- Pramod Kumar
We are used to do programming sitting alone, put headphones on, and just immerse in it. But it does not have to be that way always. You can grab one of your friends or peer to sit next to you and you both can start coding. It sounds weird, two people sitting next to each other and working on the same problem. Isn’t it?
It is not. At times you need to just need to share your views with your peers and see how different they think about the same problem. I have done it a lot in my day-to-day work. One of my friends, Arvind — https://medium.com/@arvindp94 , whenever we are bored or we think we need more inputs from some other person, we used to sit together and solve the problem. Don’t confuse only one person types, the other person involves in discussion and other stuff.
I will walk you through some of the advantages of doing this exercise now and then. Let’s go!
We just take for granted the implementation we do. When you start discussing with your peer, you understand the mistakes you do on regular basis. For example, you might have missed edge case < instead of <= this will either gets pointed out in the review cycle or the worst case is that it just goes into production.
These mistakes can be as simple as above or can be very high-level stuff like why do we need to create this particular X function? Is it absolutely required, etc. The discussion you do with your peer gives you a lot of information than just identifying the mistake.
Programming is not just sitting in front of a computer and writing some code that follows syntax. At times the discussion just goes out of control so much that we end up grabbing a whiteboard and marker and drawing the components and relations etc. At this particular point, drawing alone just doesn’t make sense.

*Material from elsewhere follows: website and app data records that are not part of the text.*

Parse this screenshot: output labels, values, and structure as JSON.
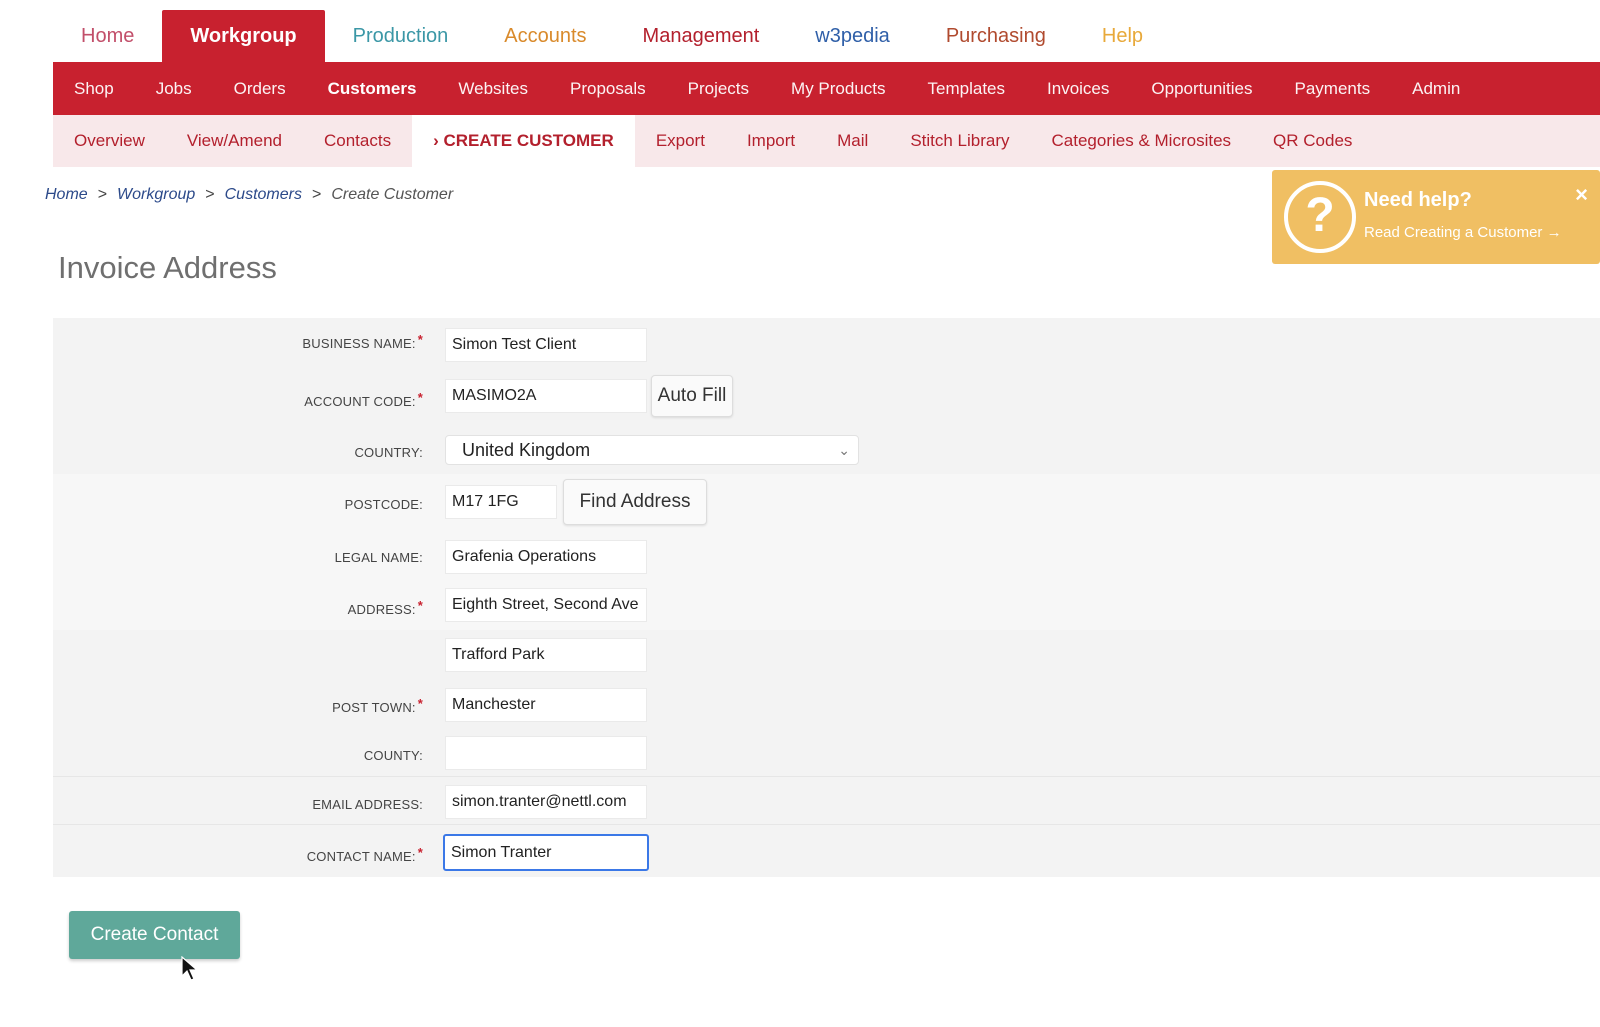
{
  "top_nav": [
    {
      "label": "Home",
      "color": "#c24f6a"
    },
    {
      "label": "Workgroup",
      "color": "#ffffff"
    },
    {
      "label": "Production",
      "color": "#3b97a6"
    },
    {
      "label": "Accounts",
      "color": "#d98a2b"
    },
    {
      "label": "Management",
      "color": "#b3202d"
    },
    {
      "label": "w3pedia",
      "color": "#2f5fa8"
    },
    {
      "label": "Purchasing",
      "color": "#b04a2e"
    },
    {
      "label": "Help",
      "color": "#e8a93a"
    }
  ],
  "sub_nav": [
    "Shop",
    "Jobs",
    "Orders",
    "Customers",
    "Websites",
    "Proposals",
    "Projects",
    "My Products",
    "Templates",
    "Invoices",
    "Opportunities",
    "Payments",
    "Admin"
  ],
  "third_nav": [
    "Overview",
    "View/Amend",
    "Contacts",
    "› Create Customer",
    "Export",
    "Import",
    "Mail",
    "Stitch Library",
    "Categories & Microsites",
    "QR Codes"
  ],
  "breadcrumb": {
    "home": "Home",
    "workgroup": "Workgroup",
    "customers": "Customers",
    "current": "Create Customer",
    "sep": ">"
  },
  "help": {
    "title": "Need help?",
    "link": "Read Creating a Customer →",
    "icon": "?",
    "close": "×"
  },
  "section_title": "Invoice Address",
  "form": {
    "business_name": {
      "label": "Business Name:",
      "value": "Simon Test Client"
    },
    "account_code": {
      "label": "Account Code:",
      "value": "MASIMO2A",
      "button": "Auto Fill"
    },
    "country": {
      "label": "Country:",
      "value": "United Kingdom"
    },
    "postcode": {
      "label": "Postcode:",
      "value": "M17 1FG",
      "button": "Find Address"
    },
    "legal_name": {
      "label": "Legal Name:",
      "value": "Grafenia Operations"
    },
    "address": {
      "label": "Address:",
      "value": "Eighth Street, Second Ave"
    },
    "address2": {
      "value": "Trafford Park"
    },
    "post_town": {
      "label": "Post Town:",
      "value": "Manchester"
    },
    "county": {
      "label": "County:",
      "value": ""
    },
    "email": {
      "label": "Email Address:",
      "value": "simon.tranter@nettl.com"
    },
    "contact_name": {
      "label": "Contact Name:",
      "value": "Simon Tranter"
    }
  },
  "create_button": "Create Contact",
  "required_marker": "*",
  "colors": {
    "brand_red": "#c8212f",
    "tab_pink": "#f8e8ea",
    "help_orange": "#f0bf63",
    "button_teal": "#5fa89a"
  }
}
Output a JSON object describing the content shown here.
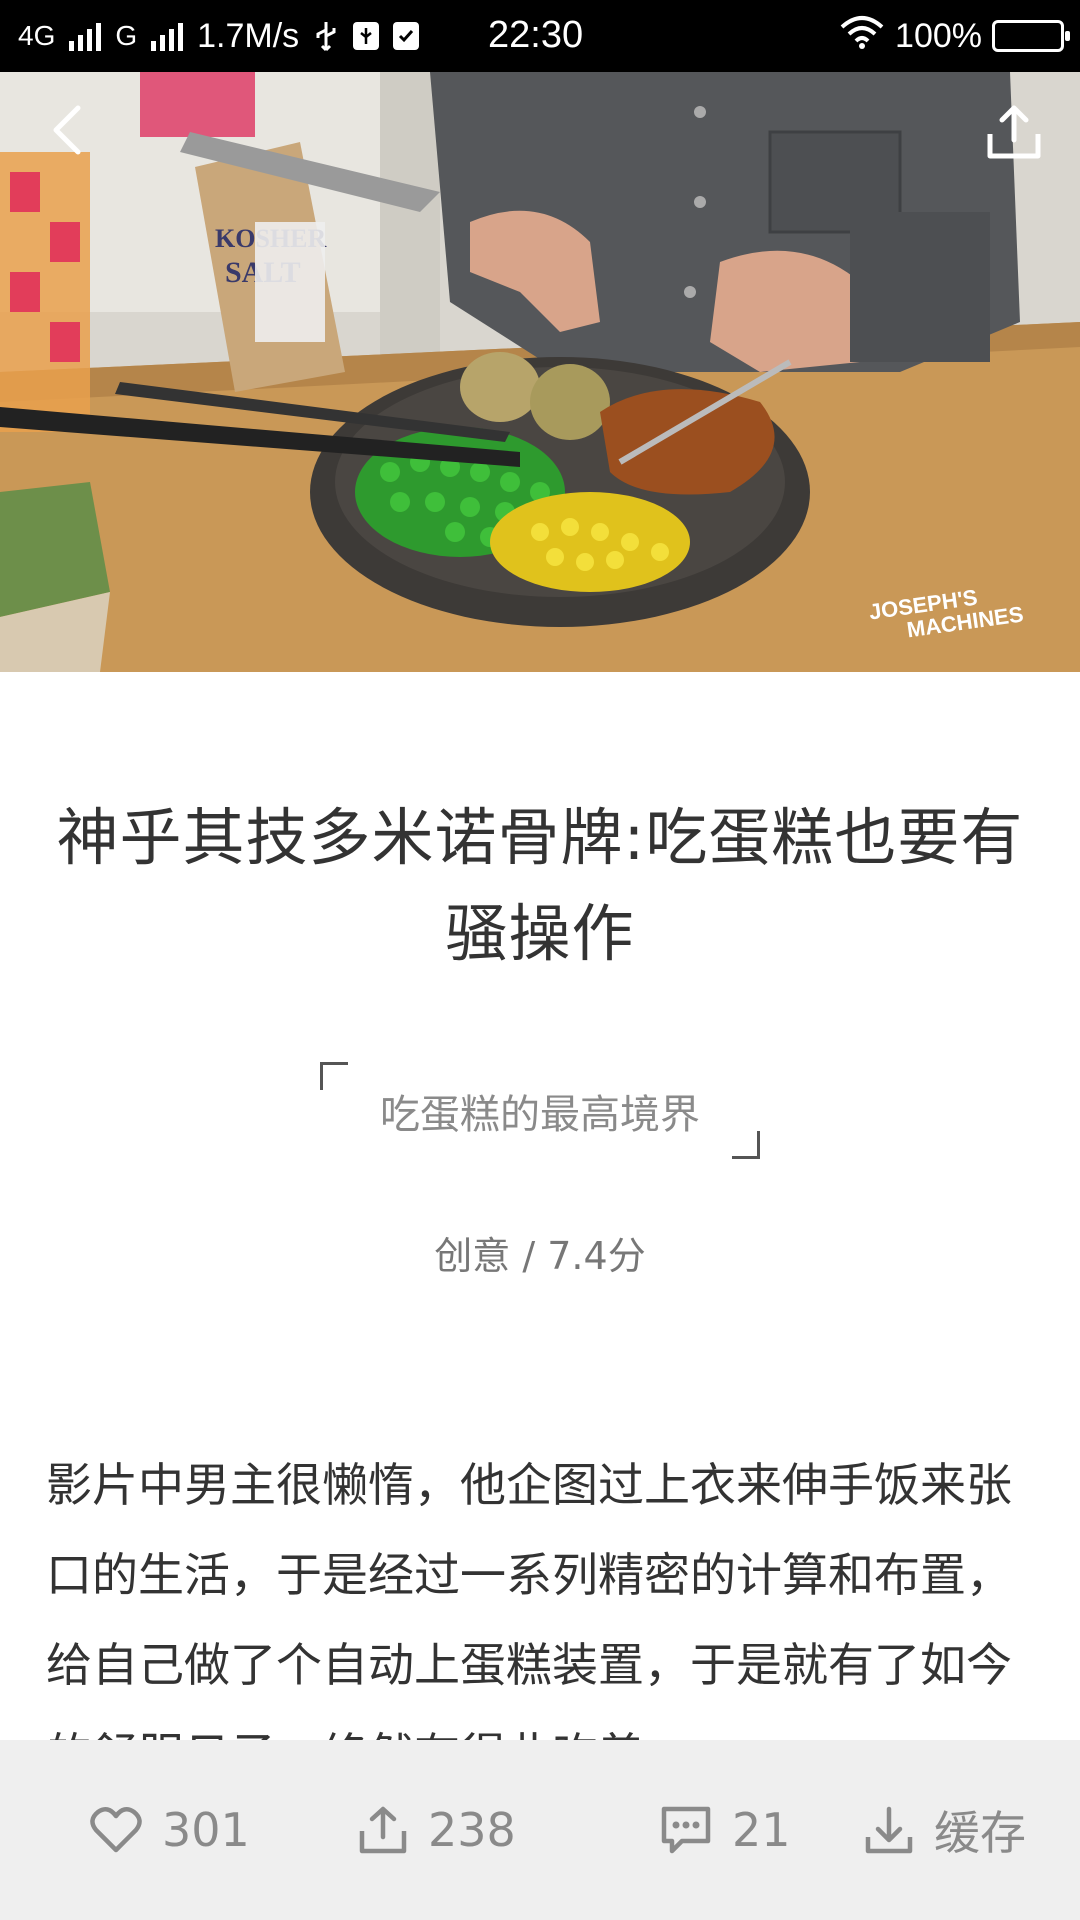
{
  "status_bar": {
    "network_1": "4G",
    "network_2": "G",
    "speed": "1.7M/s",
    "time": "22:30",
    "battery": "100%",
    "battery_level": 1.0,
    "icons": [
      "signal-icon",
      "usb-icon",
      "usb-debug-icon",
      "clipboard-check-icon",
      "wifi-icon",
      "battery-icon"
    ]
  },
  "hero": {
    "watermark_line1": "JOSEPH'S",
    "watermark_line2": "MACHINES",
    "salt_label_1": "KOSHER",
    "salt_label_2": "SALT",
    "back_icon": "chevron-left-icon",
    "share_icon": "share-icon"
  },
  "article": {
    "title": "神乎其技多米诺骨牌:吃蛋糕也要有骚操作",
    "quote": "吃蛋糕的最高境界",
    "meta": "创意 / 7.4分",
    "body": "影片中男主很懒惰，他企图过上衣来伸手饭来张口的生活，于是经过一系列精密的计算和布置，给自己做了个自动上蛋糕装置，于是就有了如今的舒服日子，终然有得此吃着"
  },
  "actions": {
    "like_count": "301",
    "share_count": "238",
    "comment_count": "21",
    "download_label": "缓存"
  },
  "colors": {
    "status_bar_bg": "#000000",
    "action_bar_bg": "#efefef",
    "action_text": "#8a8a8a",
    "title_text": "#333333"
  }
}
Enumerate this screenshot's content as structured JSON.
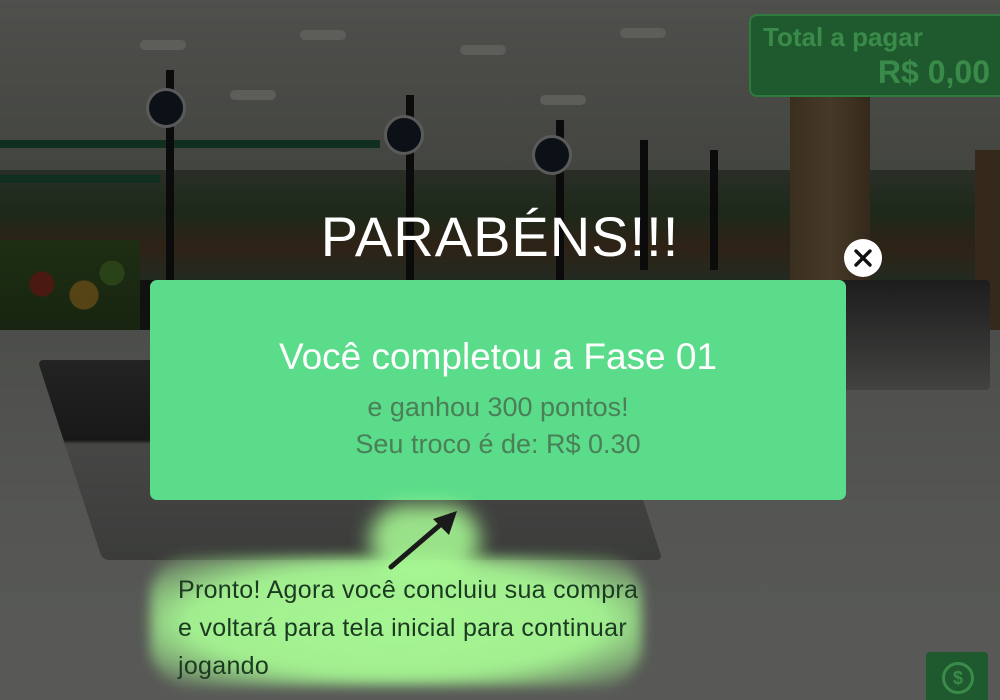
{
  "hud": {
    "total_label": "Total a pagar",
    "total_value": "R$ 0,00"
  },
  "modal": {
    "headline": "PARABÉNS!!!",
    "title": "Você completou a Fase 01",
    "points": "e ganhou 300 pontos!",
    "change": "Seu troco é de: R$ 0.30"
  },
  "hint": {
    "text": "Pronto! Agora você concluiu sua compra e voltará para tela inicial para continuar jogando"
  },
  "icons": {
    "close": "close-icon",
    "money": "money-icon",
    "arrow": "arrow-up-right-icon"
  },
  "colors": {
    "panel": "#5bdc8a",
    "hud": "#1f5a2e",
    "hint_glow": "#aaff96"
  }
}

With your friend, you have some counterarguments, you tweak the design and ultimately you make it an efficient version. This is the best thing that happens with peer programming. Brainstorming some particular problem in deep gives more information on how it should be implemented.
In any stream, working in a silo without discussing what you are doing with someone who can criticize, is never going to give the best output
This is the fun part of the discussions. We used to get into arguments why a particular function or a variable should be called in that way. These are the low-level building blocks of the code. It doesn’t stop there, it goes to what should be the inputs for a function, what should it return, how to structure the project, whether to create a new file/folder for the components you are adding, etc. Few topics we mostly used to discuss
- Input and outputs
- Project structure
- Better algorithms
I have separately explained how I structure the projects I work on here. Most of the things I mentioned there are learned from this kind of discussions.
Less review time and Better outcome
With all these discussions happening you mostly end up having a really polished and appropriate version of the feature/change you are implementing. This means the review cycles will take very little time as it is already screened and filtered.
Along with that, the entire process is real-time unlike PR reviews, which take a lot of time and multiple cycles.
This is another important topic that is non-technical. Applying two brains to one topic is not easy. You get into a lot of arguments at times they can go even worse. How you handle these situations is important. People who participate in any kind of discussion should be as transparent as possible.
Whenever we make a counterargument we should just target the argument, not the person. We need to understand that we are with a collective goal to make the feature/change more efficient.
So, make arguments with proofs are reasons. Be open to accept other views and approaches if you don’t have any reason to stick with your version. Don’t take anything personally and keep the discussions and arguments healthy.
More often programmers(myself) are good at coding than dealing with people which is not so good. So, doing more of these kinds of exercises will improve the skills required to work with a team and get the best output.
Pair programming is where two people program/code the same problem sitting next to each other(or a call with a shared screen). The discussions we do with the peer while coding will improve our technical abilities, bring the best outcome, and improve our teamwork skills.
So, find a perfect partner and try it out! I write similar tech experiences on Twitter. Follow me here — https://twitter.com/pramodk73